Coughs abounded in this slick but ultimately unsatisfying production of Du Maurier's classic.
Apparently the new adaptation by Frank McGuiness, who counts both Broadway and the West End amongst his conquests, contained up to 75% of Du Maurier's original lines. Which makes it surprising that so little of the book's menace or atmosphere found its way over the footlights.
When I took my seat, however, I little knew what was in store and as the smoke curled around the edges of the blue velvet curtains, thoughts of Hitchcock's 1940s film were foremost in my mind: did Nigel Havers have the substance to pull off a performance of complex and haunted murderer Maxim de Winter to rival Laurence Olivier? Would the subtle twists in the plot be timed to keep my heart beating as they were in the book? As the curtain slid slowly back, the stage was a breathtaking projection of the sea working endlessly in the background whilst the actors stood, captured 'in a fragment of time'.
But just as I was preparing to suspend my disbelief, the microphones started to echo and the spell broke.
- 1 Snow starts to fall in Norfolk - but will it last?
- 2 'Please come home': Family's plea to help find missing Norwich girl
- 3 Flood alerts issued for parts of Norfolk due to stormy conditions
- 4 John Lewis boss bids farewell to Norwich store after nearly three decades
- 5 Hopes rekindled for new £20m railway station
- 6 Face masks to be compulsory in shops and public transport, PM announces
- 7 'We're over the moon': Family overjoyed as missing Norwich girl returns home
- 8 Patient dies while waiting in ambulance for hospital bed
- 9 Fire breaks out at British Sugar Factory
- 10 Fire fears over huge battery storage plants for wind farm
Havers seemed well cast as de Winter, however. A slippery quality to his performance never allowed me to second guess his thoughts.
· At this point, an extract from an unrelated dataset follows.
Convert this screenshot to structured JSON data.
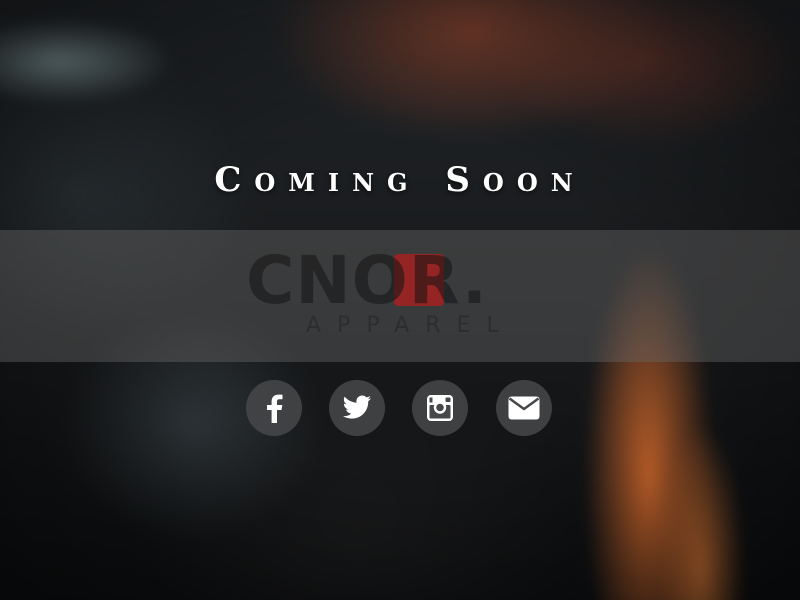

And the storytelling was very pacy - perhaps, in fact, a little too fast to allow an atmosphere or sense of chill to really develop. It's interesting that Du Maurier herself did not create a very satisfactory stage adaptation of her own book. Perhaps her nightmare vision suits film best, where the illusion can be faultless and, just like memory, you can play it back forever.
270 words. (me counting, no word count on this computer.)